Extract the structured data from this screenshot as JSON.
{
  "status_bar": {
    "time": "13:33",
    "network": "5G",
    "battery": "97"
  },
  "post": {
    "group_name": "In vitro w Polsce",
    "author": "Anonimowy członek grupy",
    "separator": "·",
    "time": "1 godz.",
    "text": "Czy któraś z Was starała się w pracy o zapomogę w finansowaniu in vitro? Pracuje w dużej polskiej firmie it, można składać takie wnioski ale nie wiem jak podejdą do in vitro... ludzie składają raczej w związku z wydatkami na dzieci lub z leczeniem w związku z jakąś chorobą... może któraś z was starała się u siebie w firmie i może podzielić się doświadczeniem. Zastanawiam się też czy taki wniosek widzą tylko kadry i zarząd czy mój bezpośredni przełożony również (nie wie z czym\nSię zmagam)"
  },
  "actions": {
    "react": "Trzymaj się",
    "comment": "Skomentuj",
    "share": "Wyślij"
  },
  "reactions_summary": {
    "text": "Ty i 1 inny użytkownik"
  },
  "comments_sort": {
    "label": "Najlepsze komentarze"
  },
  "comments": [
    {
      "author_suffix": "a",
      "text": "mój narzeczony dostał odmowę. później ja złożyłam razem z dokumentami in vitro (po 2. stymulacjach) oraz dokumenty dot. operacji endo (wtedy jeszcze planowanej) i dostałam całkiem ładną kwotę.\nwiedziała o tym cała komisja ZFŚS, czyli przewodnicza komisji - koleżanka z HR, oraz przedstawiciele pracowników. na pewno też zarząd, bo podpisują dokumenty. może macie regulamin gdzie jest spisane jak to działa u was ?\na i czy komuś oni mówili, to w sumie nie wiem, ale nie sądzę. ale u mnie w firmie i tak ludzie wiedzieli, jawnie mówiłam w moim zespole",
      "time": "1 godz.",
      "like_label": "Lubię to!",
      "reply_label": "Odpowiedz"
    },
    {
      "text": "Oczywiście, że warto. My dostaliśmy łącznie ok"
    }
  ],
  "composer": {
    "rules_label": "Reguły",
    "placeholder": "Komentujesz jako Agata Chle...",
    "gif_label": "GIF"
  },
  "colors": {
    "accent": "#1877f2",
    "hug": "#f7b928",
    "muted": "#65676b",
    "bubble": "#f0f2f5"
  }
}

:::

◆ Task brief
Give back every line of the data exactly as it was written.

◆ Answer to this task
Extract the structured data from this screenshot as JSON.
{
  "status_bar": {
    "time": "13:33",
    "network": "5G",
    "battery": "97"
  },
  "post": {
    "group_name": "In vitro w Polsce",
    "author": "Anonimowy członek grupy",
    "separator": "·",
    "time": "1 godz.",
    "text": "Czy któraś z Was starała się w pracy o zapomogę w finansowaniu in vitro? Pracuje w dużej polskiej firmie it, można składać takie wnioski ale nie wiem jak podejdą do in vitro... ludzie składają raczej w związku z wydatkami na dzieci lub z leczeniem w związku z jakąś chorobą... może któraś z was starała się u siebie w firmie i może podzielić się doświadczeniem. Zastanawiam się też czy taki wniosek widzą tylko kadry i zarząd czy mój bezpośredni przełożony również (nie wie z czym\nSię zmagam)"
  },
  "actions": {
    "react": "Trzymaj się",
    "comment": "Skomentuj",
    "share": "Wyślij"
  },
  "reactions_summary": {
    "text": "Ty i 1 inny użytkownik"
  },
  "comments_sort": {
    "label": "Najlepsze komentarze"
  },
  "comments": [
    {
      "author_suffix": "a",
      "text": "mój narzeczony dostał odmowę. później ja złożyłam razem z dokumentami in vitro (po 2. stymulacjach) oraz dokumenty dot. operacji endo (wtedy jeszcze planowanej) i dostałam całkiem ładną kwotę.\nwiedziała o tym cała komisja ZFŚS, czyli przewodnicza komisji - koleżanka z HR, oraz przedstawiciele pracowników. na pewno też zarząd, bo podpisują dokumenty. może macie regulamin gdzie jest spisane jak to działa u was ?\na i czy komuś oni mówili, to w sumie nie wiem, ale nie sądzę. ale u mnie w firmie i tak ludzie wiedzieli, jawnie mówiłam w moim zespole",
      "time": "1 godz.",
      "like_label": "Lubię to!",
      "reply_label": "Odpowiedz"
    },
    {
      "text": "Oczywiście, że warto. My dostaliśmy łącznie ok"
    }
  ],
  "composer": {
    "rules_label": "Reguły",
    "placeholder": "Komentujesz jako Agata Chle...",
    "gif_label": "GIF"
  },
  "colors": {
    "accent": "#1877f2",
    "hug": "#f7b928",
    "muted": "#65676b",
    "bubble": "#f0f2f5"
  }
}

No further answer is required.